“Due to a reduction in the capital cost of solar projects, tariffs have declined considerably. The average bid tariff in auctions in January 2016-February 2017 has been Rs 4.65 /kWh,” said the CERC in its draft order on February 28.
Solar power prices fell to Rs 3.33 per unit in a recent project auction in Madhya Pradesh. Wind power prices also declined to Rs 3.46 per unit in the first auction of projects last week.
“The reduction in the REC floor price has been long overdue. This will encourage distribution companies to buy RECs to meet their obligations,” said R K Mediratta, director, business development, Indian Energy Exchange (IEX).
The market for RECs, launched in 2010, crashed last year with more than 10 million certificates remaining unsold. The prices discovered in trading last month were Rs 1.5/unit for non-solar and Rs 3.5 for solar RECs.

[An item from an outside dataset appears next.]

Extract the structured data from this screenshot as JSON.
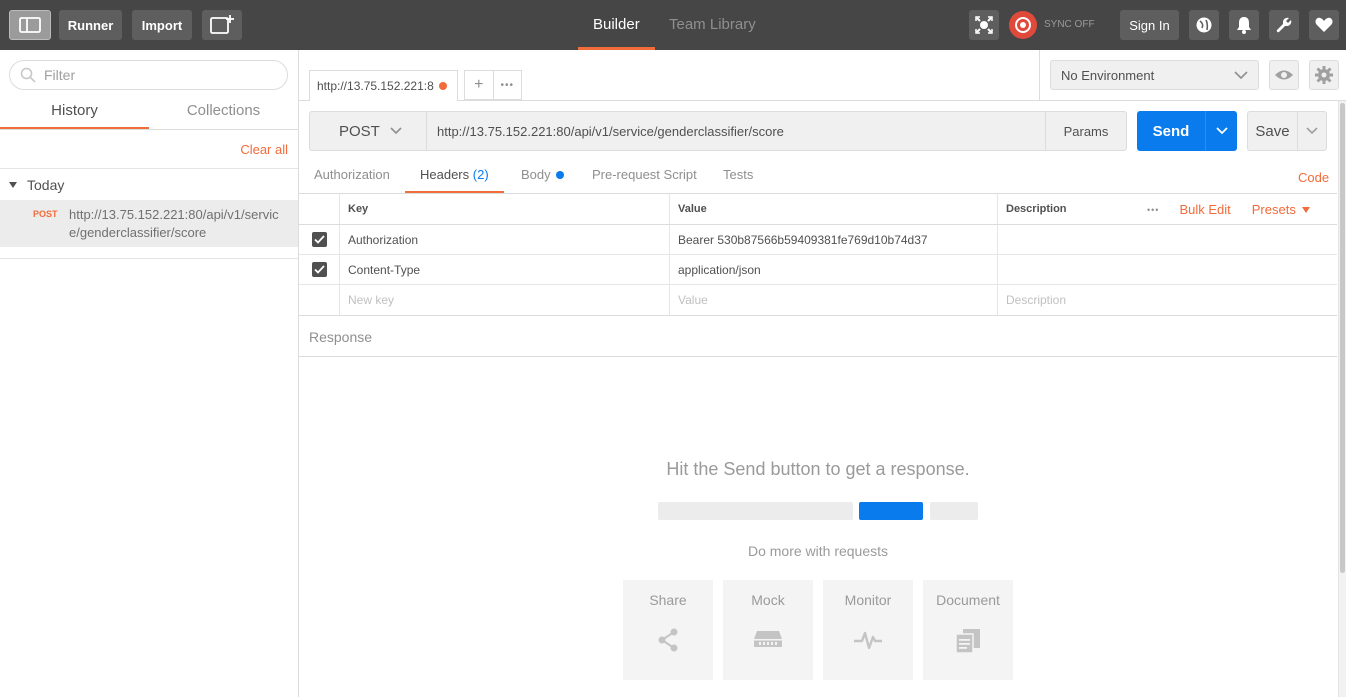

The renewable energy purchase obligation notified under the National Tariff Policy requires distribution companies, open-access consumers and captive power producers to meet a part of their energy needs through green power. Utilities that are unable to fulfil their obligation can buy RECs, which represent 1 Mw-hour of power produced from a renewable energy source. The RECs are traded on power exchanges.
The Centre was earlier considering shutting the REC market. This led to a mass purchase of RECs by utilities to meet their targets. The sale of RECs spiked to a record 1.25 million in January.
“This change rewards non-compliant companies, which can now comply at a much lower cost. It will exert further pressure on distressed projects,” said Vibhav Nuval, co-founder and director, REConnect Energy, a renewable energy trade facilitating agency.